__WHAT THE TASK REQUIRES__. An exact copy of all the data is the required output.

#### ENTRIES PROVIDED ####

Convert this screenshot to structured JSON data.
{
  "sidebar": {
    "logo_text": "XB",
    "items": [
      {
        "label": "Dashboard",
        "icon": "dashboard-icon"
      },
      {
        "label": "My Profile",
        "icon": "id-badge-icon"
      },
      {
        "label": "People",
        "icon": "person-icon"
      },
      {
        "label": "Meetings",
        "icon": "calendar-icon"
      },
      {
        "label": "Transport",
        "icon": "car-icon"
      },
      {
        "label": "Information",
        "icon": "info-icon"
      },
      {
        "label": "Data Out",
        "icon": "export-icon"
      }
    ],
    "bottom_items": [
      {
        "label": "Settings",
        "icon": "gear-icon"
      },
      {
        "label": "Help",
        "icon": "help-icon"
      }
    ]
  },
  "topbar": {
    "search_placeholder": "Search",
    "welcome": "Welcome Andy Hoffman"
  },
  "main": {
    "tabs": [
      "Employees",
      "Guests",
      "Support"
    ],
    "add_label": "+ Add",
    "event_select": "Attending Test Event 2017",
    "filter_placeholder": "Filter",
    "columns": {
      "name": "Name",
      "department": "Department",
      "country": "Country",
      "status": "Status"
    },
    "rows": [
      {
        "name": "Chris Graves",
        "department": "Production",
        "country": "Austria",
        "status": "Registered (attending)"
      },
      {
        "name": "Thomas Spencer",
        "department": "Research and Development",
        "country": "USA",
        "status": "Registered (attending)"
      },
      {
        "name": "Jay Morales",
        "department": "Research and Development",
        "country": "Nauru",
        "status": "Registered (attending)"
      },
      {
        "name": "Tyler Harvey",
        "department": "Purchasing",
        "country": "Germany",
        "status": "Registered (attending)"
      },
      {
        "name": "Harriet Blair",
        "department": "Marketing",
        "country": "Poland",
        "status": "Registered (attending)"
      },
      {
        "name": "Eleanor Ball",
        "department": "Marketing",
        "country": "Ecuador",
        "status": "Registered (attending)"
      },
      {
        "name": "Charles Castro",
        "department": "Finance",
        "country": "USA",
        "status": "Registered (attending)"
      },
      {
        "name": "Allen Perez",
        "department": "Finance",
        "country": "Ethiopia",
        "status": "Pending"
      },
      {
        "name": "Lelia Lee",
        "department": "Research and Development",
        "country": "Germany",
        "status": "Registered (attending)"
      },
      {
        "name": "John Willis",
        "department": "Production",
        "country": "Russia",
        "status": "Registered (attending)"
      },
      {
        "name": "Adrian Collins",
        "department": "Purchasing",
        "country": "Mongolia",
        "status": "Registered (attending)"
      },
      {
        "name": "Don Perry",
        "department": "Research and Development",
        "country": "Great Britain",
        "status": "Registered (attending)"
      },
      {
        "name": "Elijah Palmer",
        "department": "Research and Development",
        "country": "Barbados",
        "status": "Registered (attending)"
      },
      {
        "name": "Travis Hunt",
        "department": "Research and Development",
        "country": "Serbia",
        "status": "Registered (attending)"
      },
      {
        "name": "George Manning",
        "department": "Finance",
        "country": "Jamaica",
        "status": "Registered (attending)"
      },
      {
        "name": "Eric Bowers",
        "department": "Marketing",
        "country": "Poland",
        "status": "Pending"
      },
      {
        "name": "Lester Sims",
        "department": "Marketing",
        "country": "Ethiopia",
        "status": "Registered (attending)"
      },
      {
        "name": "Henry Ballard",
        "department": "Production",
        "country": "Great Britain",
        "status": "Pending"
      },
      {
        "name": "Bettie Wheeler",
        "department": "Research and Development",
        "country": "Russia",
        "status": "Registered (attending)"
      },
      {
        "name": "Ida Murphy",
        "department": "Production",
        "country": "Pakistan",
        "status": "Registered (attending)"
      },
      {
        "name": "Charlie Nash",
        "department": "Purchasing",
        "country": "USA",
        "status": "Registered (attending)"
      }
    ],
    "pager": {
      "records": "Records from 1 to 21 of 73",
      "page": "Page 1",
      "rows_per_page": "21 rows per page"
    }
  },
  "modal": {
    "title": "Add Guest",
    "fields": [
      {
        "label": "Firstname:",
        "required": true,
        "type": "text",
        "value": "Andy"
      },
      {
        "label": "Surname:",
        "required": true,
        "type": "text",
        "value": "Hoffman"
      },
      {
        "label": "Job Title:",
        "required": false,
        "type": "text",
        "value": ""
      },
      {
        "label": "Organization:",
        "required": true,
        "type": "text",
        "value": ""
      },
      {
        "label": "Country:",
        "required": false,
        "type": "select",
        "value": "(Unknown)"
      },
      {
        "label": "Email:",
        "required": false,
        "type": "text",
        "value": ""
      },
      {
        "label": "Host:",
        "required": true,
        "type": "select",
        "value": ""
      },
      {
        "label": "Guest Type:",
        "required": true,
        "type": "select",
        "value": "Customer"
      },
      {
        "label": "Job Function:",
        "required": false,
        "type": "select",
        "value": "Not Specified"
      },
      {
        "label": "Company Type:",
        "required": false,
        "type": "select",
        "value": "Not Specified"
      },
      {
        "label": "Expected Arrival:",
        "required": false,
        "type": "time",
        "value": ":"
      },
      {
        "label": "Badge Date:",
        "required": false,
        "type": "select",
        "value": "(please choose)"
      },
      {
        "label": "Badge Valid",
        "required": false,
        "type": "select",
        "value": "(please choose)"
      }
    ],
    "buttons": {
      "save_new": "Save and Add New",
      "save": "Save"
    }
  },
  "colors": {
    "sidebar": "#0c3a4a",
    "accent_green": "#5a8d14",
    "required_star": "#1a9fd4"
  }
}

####

__OUTPUT FOR THIS EXERCISE__.
Convert this screenshot to structured JSON data.
{
  "sidebar": {
    "logo_text": "XB",
    "items": [
      {
        "label": "Dashboard",
        "icon": "dashboard-icon"
      },
      {
        "label": "My Profile",
        "icon": "id-badge-icon"
      },
      {
        "label": "People",
        "icon": "person-icon"
      },
      {
        "label": "Meetings",
        "icon": "calendar-icon"
      },
      {
        "label": "Transport",
        "icon": "car-icon"
      },
      {
        "label": "Information",
        "icon": "info-icon"
      },
      {
        "label": "Data Out",
        "icon": "export-icon"
      }
    ],
    "bottom_items": [
      {
        "label": "Settings",
        "icon": "gear-icon"
      },
      {
        "label": "Help",
        "icon": "help-icon"
      }
    ]
  },
  "topbar": {
    "search_placeholder": "Search",
    "welcome": "Welcome Andy Hoffman"
  },
  "main": {
    "tabs": [
      "Employees",
      "Guests",
      "Support"
    ],
    "add_label": "+ Add",
    "event_select": "Attending Test Event 2017",
    "filter_placeholder": "Filter",
    "columns": {
      "name": "Name",
      "department": "Department",
      "country": "Country",
      "status": "Status"
    },
    "rows": [
      {
        "name": "Chris Graves",
        "department": "Production",
        "country": "Austria",
        "status": "Registered (attending)"
      },
      {
        "name": "Thomas Spencer",
        "department": "Research and Development",
        "country": "USA",
        "status": "Registered (attending)"
      },
      {
        "name": "Jay Morales",
        "department": "Research and Development",
        "country": "Nauru",
        "status": "Registered (attending)"
      },
      {
        "name": "Tyler Harvey",
        "department": "Purchasing",
        "country": "Germany",
        "status": "Registered (attending)"
      },
      {
        "name": "Harriet Blair",
        "department": "Marketing",
        "country": "Poland",
        "status": "Registered (attending)"
      },
      {
        "name": "Eleanor Ball",
        "department": "Marketing",
        "country": "Ecuador",
        "status": "Registered (attending)"
      },
      {
        "name": "Charles Castro",
        "department": "Finance",
        "country": "USA",
        "status": "Registered (attending)"
      },
      {
        "name": "Allen Perez",
        "department": "Finance",
        "country": "Ethiopia",
        "status": "Pending"
      },
      {
        "name": "Lelia Lee",
        "department": "Research and Development",
        "country": "Germany",
        "status": "Registered (attending)"
      },
      {
        "name": "John Willis",
        "department": "Production",
        "country": "Russia",
        "status": "Registered (attending)"
      },
      {
        "name": "Adrian Collins",
        "department": "Purchasing",
        "country": "Mongolia",
        "status": "Registered (attending)"
      },
      {
        "name": "Don Perry",
        "department": "Research and Development",
        "country": "Great Britain",
        "status": "Registered (attending)"
      },
      {
        "name": "Elijah Palmer",
        "department": "Research and Development",
        "country": "Barbados",
        "status": "Registered (attending)"
      },
      {
        "name": "Travis Hunt",
        "department": "Research and Development",
        "country": "Serbia",
        "status": "Registered (attending)"
      },
      {
        "name": "George Manning",
        "department": "Finance",
        "country": "Jamaica",
        "status": "Registered (attending)"
      },
      {
        "name": "Eric Bowers",
        "department": "Marketing",
        "country": "Poland",
        "status": "Pending"
      },
      {
        "name": "Lester Sims",
        "department": "Marketing",
        "country": "Ethiopia",
        "status": "Registered (attending)"
      },
      {
        "name": "Henry Ballard",
        "department": "Production",
        "country": "Great Britain",
        "status": "Pending"
      },
      {
        "name": "Bettie Wheeler",
        "department": "Research and Development",
        "country": "Russia",
        "status": "Registered (attending)"
      },
      {
        "name": "Ida Murphy",
        "department": "Production",
        "country": "Pakistan",
        "status": "Registered (attending)"
      },
      {
        "name": "Charlie Nash",
        "department": "Purchasing",
        "country": "USA",
        "status": "Registered (attending)"
      }
    ],
    "pager": {
      "records": "Records from 1 to 21 of 73",
      "page": "Page 1",
      "rows_per_page": "21 rows per page"
    }
  },
  "modal": {
    "title": "Add Guest",
    "fields": [
      {
        "label": "Firstname:",
        "required": true,
        "type": "text",
        "value": "Andy"
      },
      {
        "label": "Surname:",
        "required": true,
        "type": "text",
        "value": "Hoffman"
      },
      {
        "label": "Job Title:",
        "required": false,
        "type": "text",
        "value": ""
      },
      {
        "label": "Organization:",
        "required": true,
        "type": "text",
        "value": ""
      },
      {
        "label": "Country:",
        "required": false,
        "type": "select",
        "value": "(Unknown)"
      },
      {
        "label": "Email:",
        "required": false,
        "type": "text",
        "value": ""
      },
      {
        "label": "Host:",
        "required": true,
        "type": "select",
        "value": ""
      },
      {
        "label": "Guest Type:",
        "required": true,
        "type": "select",
        "value": "Customer"
      },
      {
        "label": "Job Function:",
        "required": false,
        "type": "select",
        "value": "Not Specified"
      },
      {
        "label": "Company Type:",
        "required": false,
        "type": "select",
        "value": "Not Specified"
      },
      {
        "label": "Expected Arrival:",
        "required": false,
        "type": "time",
        "value": ":"
      },
      {
        "label": "Badge Date:",
        "required": false,
        "type": "select",
        "value": "(please choose)"
      },
      {
        "label": "Badge Valid",
        "required": false,
        "type": "select",
        "value": "(please choose)"
      }
    ],
    "buttons": {
      "save_new": "Save and Add New",
      "save": "Save"
    }
  },
  "colors": {
    "sidebar": "#0c3a4a",
    "accent_green": "#5a8d14",
    "required_star": "#1a9fd4"
  }
}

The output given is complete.